On 14th October 1965, we established the Sheffield and District Hospitals Services Charitable Fund. Its objective was to donate annual funds for the purchase and repairs of equipment in local hospitals.
Take a look at who we've helped and the impact we've made.
More change was on the horizon. Due to the rapid expansion of the contributory scheme, we moved into a purpose-built office called Westfield House on the 7th April 1973.
Moving to our new address was followed by a change in our name and in 1974 we become Westfield Contributory Health Scheme to mirror our new direction.
In 1999, we became the pioneers of the corporate paid Health Cash Plan.
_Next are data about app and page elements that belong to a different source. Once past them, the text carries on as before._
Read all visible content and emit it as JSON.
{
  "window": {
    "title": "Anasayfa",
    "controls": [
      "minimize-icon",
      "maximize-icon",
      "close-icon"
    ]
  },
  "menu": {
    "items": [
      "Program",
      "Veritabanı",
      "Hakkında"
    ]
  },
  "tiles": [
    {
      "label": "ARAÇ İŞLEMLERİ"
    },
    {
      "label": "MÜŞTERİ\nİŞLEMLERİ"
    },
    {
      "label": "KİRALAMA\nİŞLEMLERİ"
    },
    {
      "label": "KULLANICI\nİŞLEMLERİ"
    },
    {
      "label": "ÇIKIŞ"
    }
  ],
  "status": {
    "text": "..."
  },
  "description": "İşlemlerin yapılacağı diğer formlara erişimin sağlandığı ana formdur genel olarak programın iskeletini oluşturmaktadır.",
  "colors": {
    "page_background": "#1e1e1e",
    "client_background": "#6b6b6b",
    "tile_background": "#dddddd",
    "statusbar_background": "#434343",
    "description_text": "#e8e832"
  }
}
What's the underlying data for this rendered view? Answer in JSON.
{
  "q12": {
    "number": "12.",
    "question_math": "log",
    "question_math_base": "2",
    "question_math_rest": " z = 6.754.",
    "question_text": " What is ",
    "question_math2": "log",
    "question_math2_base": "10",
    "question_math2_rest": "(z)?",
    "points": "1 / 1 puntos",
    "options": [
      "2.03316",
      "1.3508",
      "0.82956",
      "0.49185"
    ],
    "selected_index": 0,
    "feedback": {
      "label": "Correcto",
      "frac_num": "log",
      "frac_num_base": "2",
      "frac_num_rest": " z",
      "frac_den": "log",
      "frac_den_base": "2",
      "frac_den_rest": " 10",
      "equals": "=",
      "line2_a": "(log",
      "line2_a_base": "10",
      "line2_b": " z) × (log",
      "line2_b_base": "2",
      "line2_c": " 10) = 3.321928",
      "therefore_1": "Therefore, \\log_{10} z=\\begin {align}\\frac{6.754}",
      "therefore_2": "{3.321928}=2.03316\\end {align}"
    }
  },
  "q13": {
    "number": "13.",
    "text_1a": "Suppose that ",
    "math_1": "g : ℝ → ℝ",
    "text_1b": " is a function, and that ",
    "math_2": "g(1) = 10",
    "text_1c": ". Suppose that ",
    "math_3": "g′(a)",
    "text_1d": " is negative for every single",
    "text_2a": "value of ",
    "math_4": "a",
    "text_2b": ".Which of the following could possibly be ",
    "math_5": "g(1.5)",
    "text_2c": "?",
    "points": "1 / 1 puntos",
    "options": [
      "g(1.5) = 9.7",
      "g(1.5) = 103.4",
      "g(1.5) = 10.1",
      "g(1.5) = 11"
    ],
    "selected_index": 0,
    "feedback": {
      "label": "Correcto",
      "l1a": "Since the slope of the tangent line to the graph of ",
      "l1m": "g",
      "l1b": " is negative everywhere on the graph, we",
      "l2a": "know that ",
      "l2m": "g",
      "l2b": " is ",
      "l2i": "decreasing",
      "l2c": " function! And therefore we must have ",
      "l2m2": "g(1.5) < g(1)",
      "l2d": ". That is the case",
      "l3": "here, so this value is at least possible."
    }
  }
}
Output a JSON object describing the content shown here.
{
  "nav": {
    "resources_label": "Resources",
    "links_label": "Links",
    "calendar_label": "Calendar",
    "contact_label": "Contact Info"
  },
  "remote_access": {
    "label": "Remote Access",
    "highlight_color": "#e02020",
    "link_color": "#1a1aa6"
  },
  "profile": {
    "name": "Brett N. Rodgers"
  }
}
This pivotal change to the market resulted in employers being able to provide their hard working staff with cashback on essential healthcare and access to valuable health and wellbeing services, all contributing to the business-to-business growth of the Health Cash Plan market which we operate in today.
We also became the first provider to launch a corporate Health Cash Plan with MRI, CT and PET scanning benefits, and the first online flexible quoting system. This allowed employers to create a bespoke corporate Health Cash Plan which was tailored to their needs within minutes – a market first and something we're very proud of.
In 2008 we were honoured to become the headline sponsor of the British Transplant Games, an annual event that brings together the transplant community to celebrate the gift of life and raise awareness of organ donation.
August 2016 saw us move into new purpose-built offices in the heart of the city. This has played an important role in cementing our ongoing commitment to the wellbeing of our staff, facilitating our growth, and delivering health and wellbeing initiatives to the community.
David Capper was appointed CEO of Westfield Health in 2018 and shares his thoughts on the future and vision of the company.
We have formed new and exciting partnerships with world-leading organisations to increase our health and wellbeing knowledge, inform product development and deliver our promise of making a healthy difference to people and the communities in which they live and work.
We’re academically evaluating our health and wellbeing solutions to create real changes in the health and wellbeing of workforces, individuals and communities, supporting the NHS by preventing illness.